Music at Home  

Deutsche Grammophon

Gramophones and vinyl records brought music into our living rooms, opening up the world of music – be it classical, jazz, rock or pop – to everyone.

How music entered our living rooms 
For a long time, the human desire to record sound seemed an impossible dream, one that became the subject of fiction and philosophical theses. Then in 1877, Thomas Alva Edison succeeded in capturing sound and playing it back on a phonograph. Building on this invention, Emile Berliner (1851–1929) of Hannover developed the gramophone in 1887. His idea was that records would make music accessible for a wider audience. With his brothers Joseph and Jacob, he founded the Deutsche Grammophon Gesellschaft in Hannover in 1898. From there, the spinning disc of sound went on to conquer the world.

1887 marked a milestone in the development of a sound recording technique that had been dreamed of for centuries. That was the year in which Emile Berliner registered a patent for the gramophone. Unlike Edison, right from the start Berliner saw his invention as a device for reproducing music, rather than as a “talking machine” for recording dictated speech.

Music is such an important emotional trigger. Whether you’re listening to an organ chorale in a church, an overture in an opera house or a rock band in an arena, music gets under your skin. It can evoke everything from tranquillity to exhilaration.

People have been making music for thousands of years, and every culture has its own tradition. According to the Bible, Jubal was the inventor of the first musical instruments. Music associated with religion was later followed by different genres – secular classical music, folk music, light music, military music and so on…

Since the invention of sound recording it has been possible to enjoy any piece of music in the comfort of your own home, not just in concert halls. For many years the vinyl disc was regarded as the best way of recording sound, and the format is still finding new enthusiasts today.

The first gramophones and records were unaffordable for people on an average income, but as production methods improved, prices gradually came down.
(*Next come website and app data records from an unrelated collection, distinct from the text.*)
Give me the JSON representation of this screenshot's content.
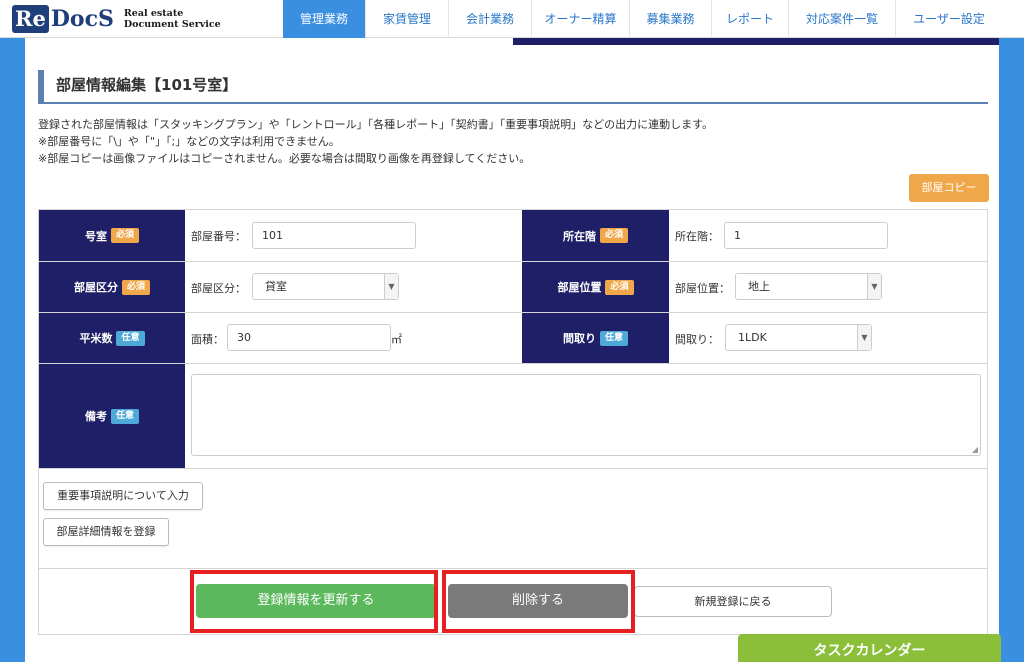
{
  "logo": {
    "mark_re": "Re",
    "mark_docs": "DocS",
    "tagline_1": "Real estate",
    "tagline_2": "Document Service"
  },
  "nav": {
    "items": [
      {
        "label": "管理業務",
        "active": true
      },
      {
        "label": "家賃管理",
        "active": false
      },
      {
        "label": "会計業務",
        "active": false
      },
      {
        "label": "オーナー精算",
        "active": false
      },
      {
        "label": "募集業務",
        "active": false
      },
      {
        "label": "レポート",
        "active": false
      },
      {
        "label": "対応案件一覧",
        "active": false
      },
      {
        "label": "ユーザー設定",
        "active": false
      }
    ]
  },
  "page": {
    "title": "部屋情報編集【101号室】",
    "desc": [
      "登録された部屋情報は「スタッキングプラン」や「レントロール」「各種レポート」「契約書」「重要事項説明」などの出力に連動します。",
      "※部屋番号に「\\」や「\"」「;」などの文字は利用できません。",
      "※部屋コピーは画像ファイルはコピーされません。必要な場合は間取り画像を再登録してください。"
    ],
    "copy_button": "部屋コピー"
  },
  "form": {
    "badge_required": "必須",
    "badge_optional": "任意",
    "room_number": {
      "label": "号室",
      "inline_label": "部屋番号：",
      "value": "101"
    },
    "floor": {
      "label": "所在階",
      "inline_label": "所在階：",
      "value": "1"
    },
    "room_type": {
      "label": "部屋区分",
      "inline_label": "部屋区分：",
      "value": "貸室"
    },
    "room_position": {
      "label": "部屋位置",
      "inline_label": "部屋位置：",
      "value": "地上"
    },
    "area": {
      "label": "平米数",
      "inline_label": "面積：",
      "value": "30",
      "unit": "㎡"
    },
    "layout": {
      "label": "間取り",
      "inline_label": "間取り：",
      "value": "1LDK"
    },
    "notes": {
      "label": "備考",
      "value": ""
    },
    "important_btn": "重要事項説明について入力",
    "details_btn": "部屋詳細情報を登録"
  },
  "actions": {
    "update": "登録情報を更新する",
    "delete": "削除する",
    "back": "新規登録に戻る"
  },
  "task_calendar": "タスクカレンダー",
  "colors": {
    "brand_blue": "#3a8fe0",
    "label_navy": "#1e1f66",
    "required_orange": "#f0a74a",
    "optional_blue": "#4ea9d9",
    "update_green": "#5cb85c",
    "highlight_red": "#e62020"
  }
}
Titta Ruffo with Orchestra: Charles Gounod - Faust - Avant de quitter ces lieux (sung in Italian translation). (1907)

Targeted advertising campaigns also caused sales to increase by leaps and bounds. From the mid-1920s, the gramophone became an established feature of many private homes. A well-organised specialist retail trade sold records and gramophones.

From 1925 onwards, acoustic-mechanical sound recording and reproduction were largely replaced worldwide by electro-acoustic techniques. This innovation meant that the entire repertoire had to be re-recorded. The public were impressed by the improved sound quality and the record business boomed.

Otto Reutter with Orchestra: Wie reizend sind die Frauen (1927)

Production of shellac discs ceased at the end of the 1950s. From 1958, long-playing stereo discs made of vinyl brought unprecedented listening enjoyment – it was just like being at a live performance.

The social impact of records is worth highlighting. As the 20th century went on, and ownership of records and record players became widespread, listening to music lost its exclusivity. Even just 100 years ago, only a few privileged people could enjoy listening to high-quality musical performances in concert halls or opera houses, or at open-air venues.

It was the record, with its good sound quality and affordable price, that opened up the world of music to everyone.

In today’s digital era, many of us no longer buy music in physical formats that we can hold in our hands, and the pride people once felt in owning records has largely disappeared. With the advent of the internet, however, a new and exciting online world of music consumption has opened up to people everywhere. And even though the technology has changed over the years, music continues to move all of us, just has it always has done, in every age and every culture.

Argerich, Berlin Philharmonic, Abbado: Sergei Prokofiev - Piano Concerto No. 3 in C major, Op. 26 - 3. Allegro ma non troppo
Credits: Story

Texts by Gabriela Kilian

Based on the exhibition 78, 45, 33 – vom sanften Ton zum starken Sound at Museum Energiegeschichte(n)

Credits: All media
The story featured may in some cases have been created by an independent third party and may not always represent the views of the institutions, listed below, who have supplied the content.
Translate with Google
Home
Explore
Nearby
Profile